The elder Berry retired in 1995 but stayed on as an officer in the company and had a stake in the profits. Cliff Berry II had just turned 30 when he was made company president. His father turned his attention to Cliff Berry Associates, which handled petroleum products that came to Port Everglades.
Cliff Berry Inc.'s job at MIA was to remove rainwater that had mixed with spilled fuel on the ground of the airport's fuel farm, where aviation fuel is stored before it is transferred to jets via tanker trucks. The company charged the airport a fee — 13 cents for every gallon of contaminated water it hauled away.
In 2003, investigators with the Miami-Dade State Attorney's Office were tipped off about another company stealing jet fuel from MIA. Authorities widened their investigation and looked at all the materials being trucked out of the fuel farm. Cliff Berry Inc. was a relatively easy bust: No matter how much or how little it rained in a given month, the company claimed to be hauling roughly 400,000 gallons of contaminated water from the airport.

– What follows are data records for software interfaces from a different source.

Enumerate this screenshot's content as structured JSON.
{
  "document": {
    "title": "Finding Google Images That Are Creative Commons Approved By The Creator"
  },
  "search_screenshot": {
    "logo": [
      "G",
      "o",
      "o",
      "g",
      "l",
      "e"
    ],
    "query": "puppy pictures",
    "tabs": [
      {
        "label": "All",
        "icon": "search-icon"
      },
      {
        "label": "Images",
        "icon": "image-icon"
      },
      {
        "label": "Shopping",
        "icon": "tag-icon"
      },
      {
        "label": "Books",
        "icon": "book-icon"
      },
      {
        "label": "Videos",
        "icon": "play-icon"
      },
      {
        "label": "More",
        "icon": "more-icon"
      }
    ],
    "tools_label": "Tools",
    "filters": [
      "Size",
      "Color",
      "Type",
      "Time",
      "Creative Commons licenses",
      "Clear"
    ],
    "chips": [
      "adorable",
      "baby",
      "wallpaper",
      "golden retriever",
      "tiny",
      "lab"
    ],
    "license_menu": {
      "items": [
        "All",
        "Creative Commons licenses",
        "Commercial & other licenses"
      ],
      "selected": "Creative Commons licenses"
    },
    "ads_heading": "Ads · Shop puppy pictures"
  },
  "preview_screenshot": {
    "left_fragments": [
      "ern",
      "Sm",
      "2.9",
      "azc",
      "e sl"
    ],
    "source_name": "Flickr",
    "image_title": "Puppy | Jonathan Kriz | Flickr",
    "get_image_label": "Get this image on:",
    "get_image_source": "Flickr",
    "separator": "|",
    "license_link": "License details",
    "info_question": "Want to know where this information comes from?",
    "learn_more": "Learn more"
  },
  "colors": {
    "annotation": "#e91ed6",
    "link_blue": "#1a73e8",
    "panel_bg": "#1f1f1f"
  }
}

Investigators needed an informant working inside the operation and found one in Richard Caride, a former Hialeah cop and convicted murderer. Caride was working as operations supervisor for the company that managed the fuel farm. According to court documents, he volunteered that Cliff Berry Inc.'s then-environmental director, Jeff Smith, had been paying him to make sure his company went along with the scheme. That included a shoebox with about $25,000 in cash after Caride said the Cliff Berry Inc. contract at the airport was going out to bid in 2000. Caride told investigators he discovered Cliff Berry Inc. was stealing fuel in 2001, with Smith's knowledge. After Caride objected, he said Smith and Cliff Berry II paid him a visit, with Berry stating "he had authorized Jeff [Smith] to do whatever it takes to make [Caride] happy."
Caride informed investigators that he told the pair to talk to Brian Schneir, a co-worker who later came back to tell Caride they'd be getting a kickback on every gallon of stolen fuel hauled away by Cliff Berry Inc. Smith entered a guilty plea in December, and on February 2, Miami-Dade Circuit Court Judge Jacqueline Hogan Scola sentenced him to ten years in prison. Schneir, who testified for the state against Cliff Berry Inc., got 12 years.
Cliff Berry Inc.'s biggest moneymaker, however, was Port Everglades. After the company and President Cliff Berry II were charged, Broward County commissioners, who oversee the port's budget, ordered an audit. Cliff Berry Inc. was among a few firms with a contract to remove waste from incoming ships. The company would dump the waste into the port's sewer system and then, by contract, pay the port two-tenths of one cent per gallon.
The 2005 audit, however, revealed that Cliff Berry Inc. was dramatically underreporting its gallons of waste. Auditors estimated the port had been cheated out of roughly $230,000.
By February 2006, Cliff Berry Inc. had paid the money back, but the county commissioners refused to renew the company's port contract.
So the following month, Cliff Berry Sr. incorporated Everglades Waste Removal Services, making himself the sole shareholder. He then lobbied the county for the franchise that had belonged to Cliff Berry Inc.
At a commission meeting on June 13, 2006, minutes show that Commissioner John Rodstrom expressed reluctance to grant the new company a franchise at the port, at least until the county had conducted a more far-reaching audit of the old company. "I just want to go back and get the records, and I want to make sure we get all of our money that we're due," he said.